September 16, 2011

4 Israeli startups that made waves at TechCrunch Disrupt

Blonde 2.0 on TechCrunch Disrupt from JD Lasica on Vimeo.

JD LasicaIt has become something of a tradition for me to interview my Socialmedia.biz partner Ayelet Noff, aka Israel’s Blonde 2.0, at the TechCrunch Disrupt conference, which ended Wednesday.

This year Ayelet headed up the communications and social media for four Israeli startups, which were fairly representative of the fledgling Web 2.0-style companies that showcased at the seminal tech conference in San Francisco:

Tonara: This was one of my favorite discoveries: an iPad application for musicians that provides interactive sheet music. Tonara will show you where you are on your sheet music, and it will flip the pages for you. As Ayelet notes, until now, sheet music hasn’t changed much since Mozart’s time. As the pièce de résistance, on Monday they brought in a string quartet with ex-Facebook honcho Randi Zuckerberg as lead singer. (Who knew that Randi can warble like an angel?)

uTest: Looking for someone to kick the tires of your new website or app? uTest uses crowdsoruced testing for usability testing, loading testing — “anything, anywhere, in any circumstance” testing, says Ayelet.

Farmigo: One of the more ambitious efforts, Farmigo is an effort to create a global network that lets consumers find and purchase locally grown, fresh produce.

TapTank: Use your social networks to achieve goals and build relationships in real life. Sign up for early access to the online service.

Watch, download or embed the 6-minute video on Vimeo

A production note: At 3 am, I gave up on trying to correct the white balance, which went kablooey about 3 minutes into the 6-minute interview. The Color Correction filter in Final Cut Express just flat-out refused to work after a dozen attempts. So I opted for timeliness rather than high production values.

October 13, 2009

Meaningo explores the next generation of search

Ayelet Noff
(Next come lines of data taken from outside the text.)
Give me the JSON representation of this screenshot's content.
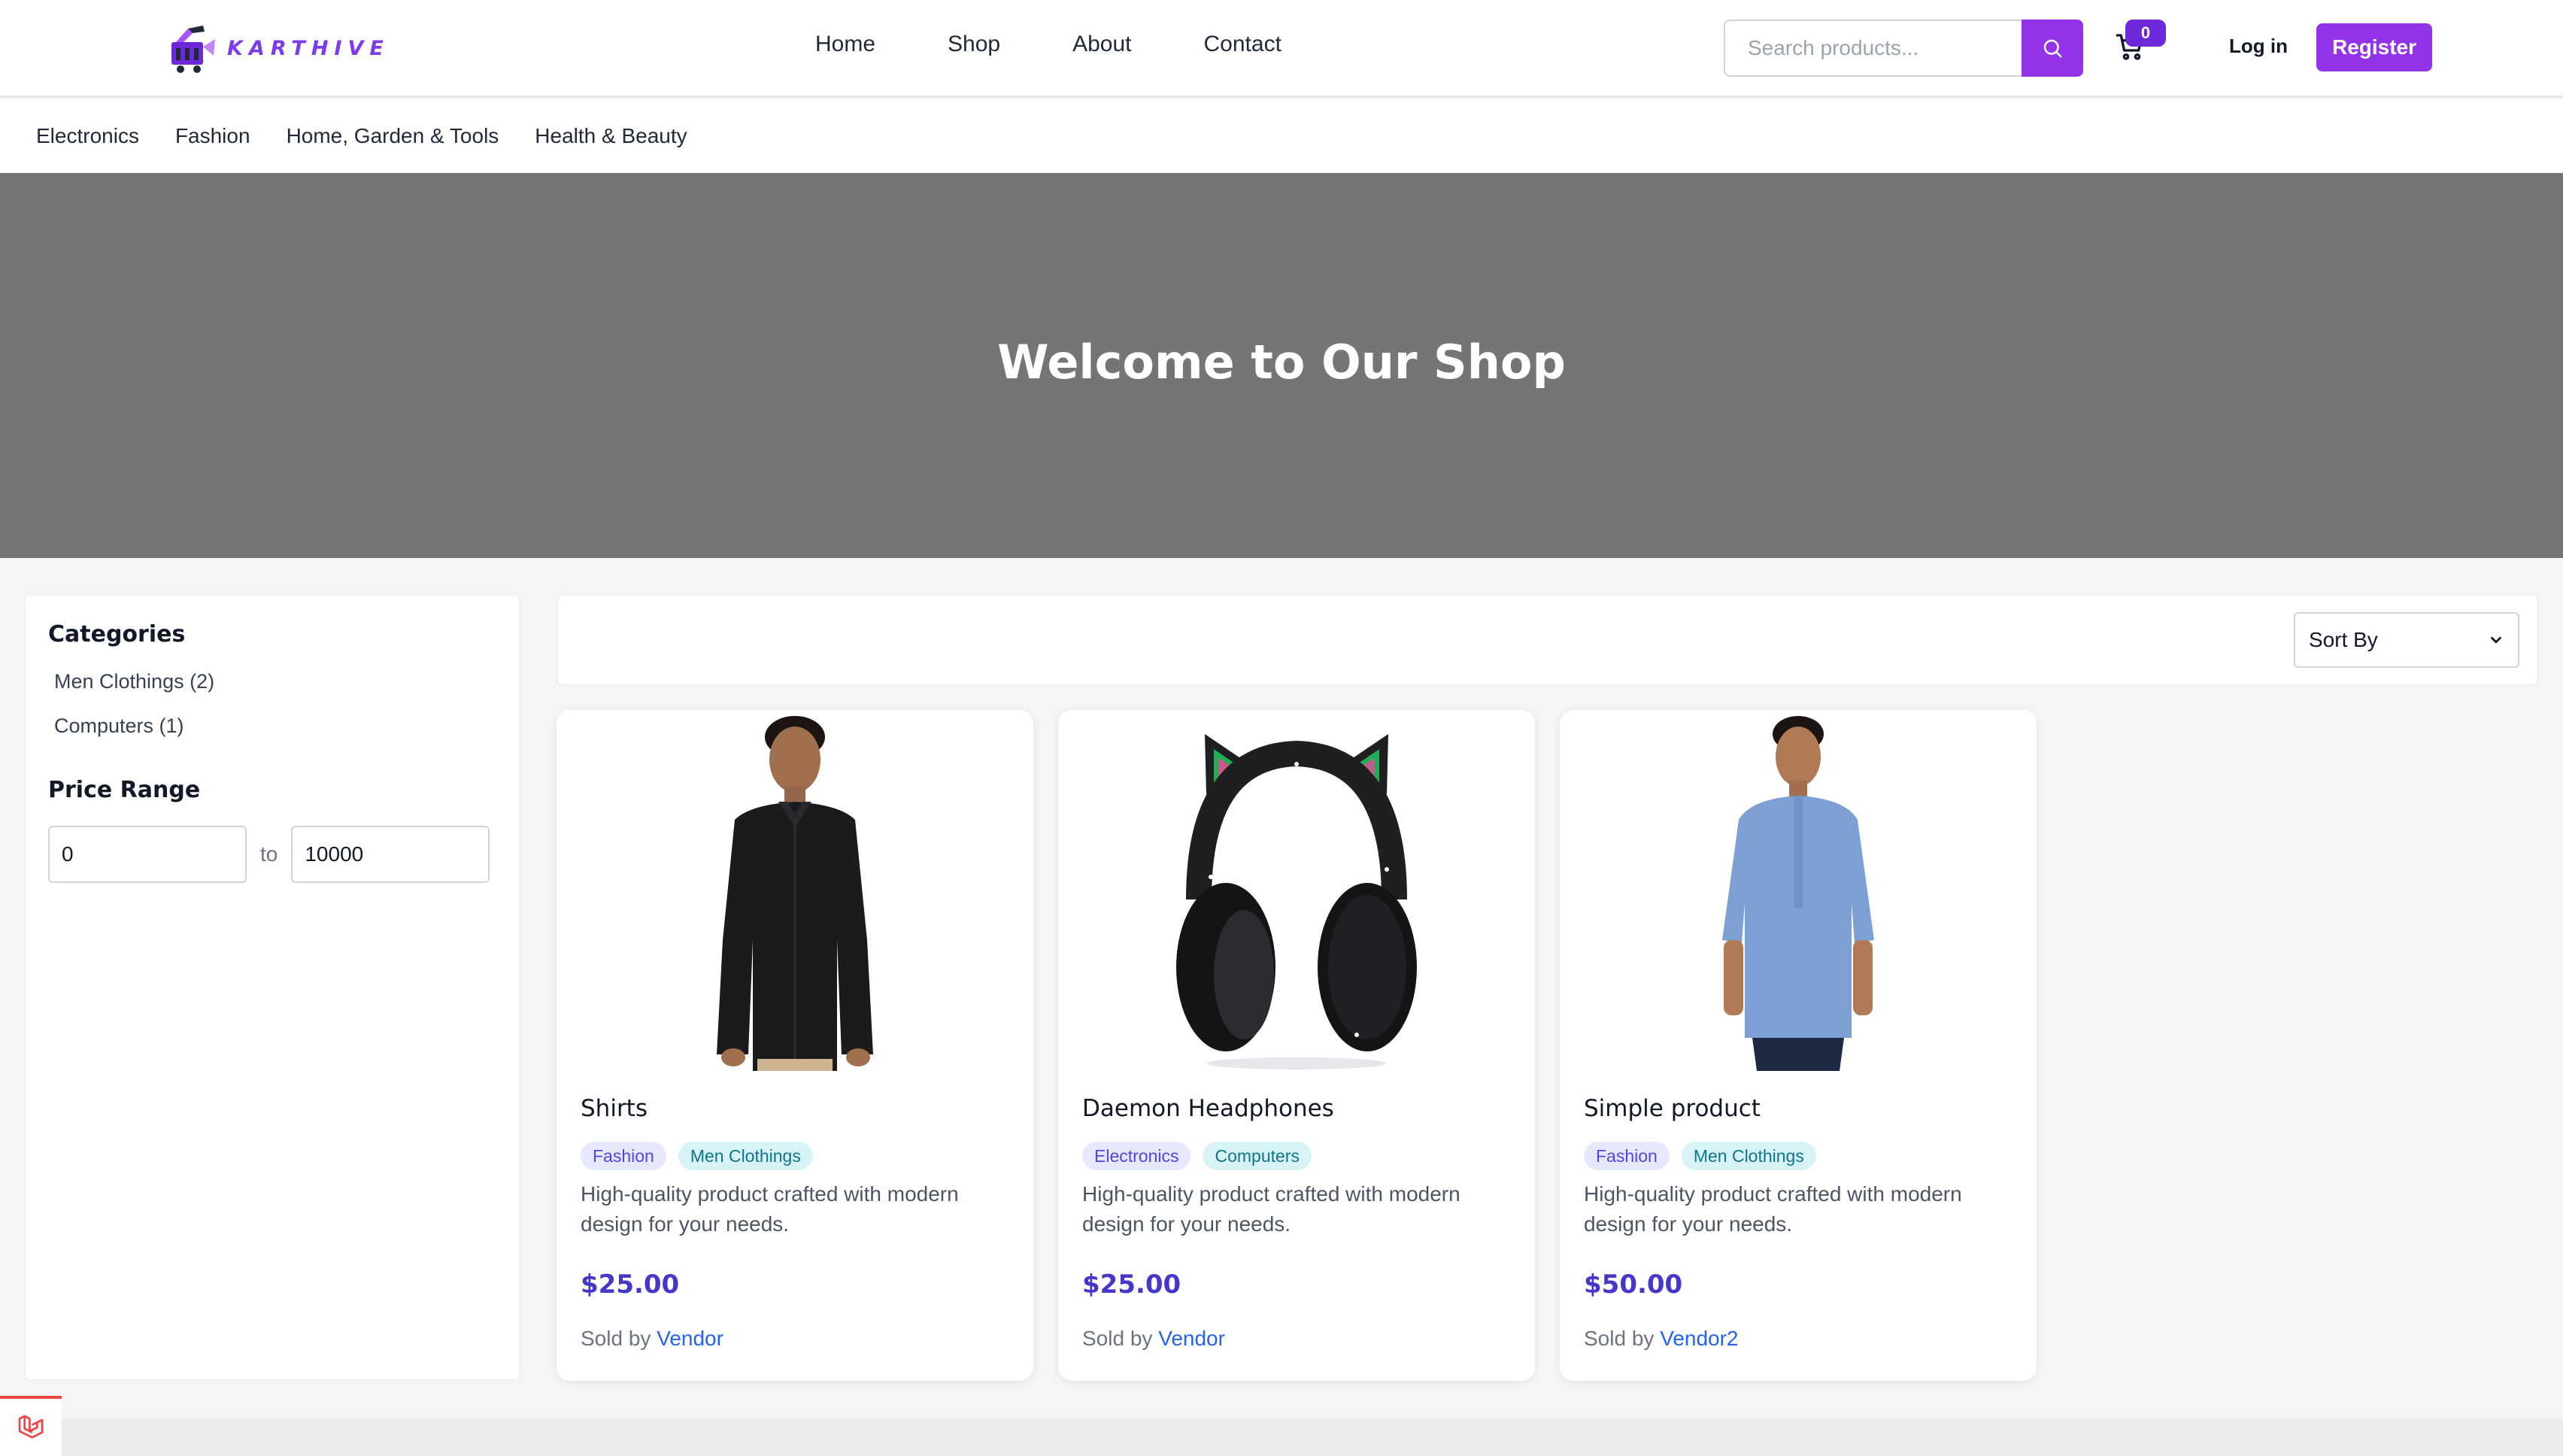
{
  "header": {
    "logo_text": "KARTHIVE",
    "nav": [
      "Home",
      "Shop",
      "About",
      "Contact"
    ],
    "search_placeholder": "Search products...",
    "cart_count": "0",
    "login_label": "Log in",
    "register_label": "Register"
  },
  "category_bar": [
    "Electronics",
    "Fashion",
    "Home, Garden & Tools",
    "Health & Beauty"
  ],
  "hero": {
    "title": "Welcome to Our Shop"
  },
  "sidebar": {
    "categories_title": "Categories",
    "categories": [
      "Men Clothings (2)",
      "Computers (1)"
    ],
    "price_title": "Price Range",
    "price_min": "0",
    "price_to_label": "to",
    "price_max": "10000"
  },
  "toolbar": {
    "sort_label": "Sort By"
  },
  "products": [
    {
      "name": "Shirts",
      "tags": [
        "Fashion",
        "Men Clothings"
      ],
      "description": "High-quality product crafted with modern design for your needs.",
      "price": "$25.00",
      "sold_by_label": "Sold by",
      "vendor": "Vendor"
    },
    {
      "name": "Daemon Headphones",
      "tags": [
        "Electronics",
        "Computers"
      ],
      "description": "High-quality product crafted with modern design for your needs.",
      "price": "$25.00",
      "sold_by_label": "Sold by",
      "vendor": "Vendor"
    },
    {
      "name": "Simple product",
      "tags": [
        "Fashion",
        "Men Clothings"
      ],
      "description": "High-quality product crafted with modern design for your needs.",
      "price": "$50.00",
      "sold_by_label": "Sold by",
      "vendor": "Vendor2"
    }
  ],
  "colors": {
    "brand": "#9333ea",
    "badge": "#6d28d9",
    "hero_bg": "#757577",
    "price": "#4338ca",
    "vendor_link": "#2563eb"
  },
  "icons": [
    "search-icon",
    "cart-icon",
    "laravel-icon",
    "chevron-down-icon"
  ]
}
meaningo-325px2-300x108In today’s world where we have an option of which search engine to use, we find ourselves perplexed regarding the question: Is Google the best that search can be? Even for those of us who consider ourselves to be Web savvy, finding the right search term can often be tricky. And once we get the search results, we must screen through an abundance of information in order to find one or two truly desired results.

To understand a little more about the world of search, let’s go through our time machine, and check back on how search started. Continue reading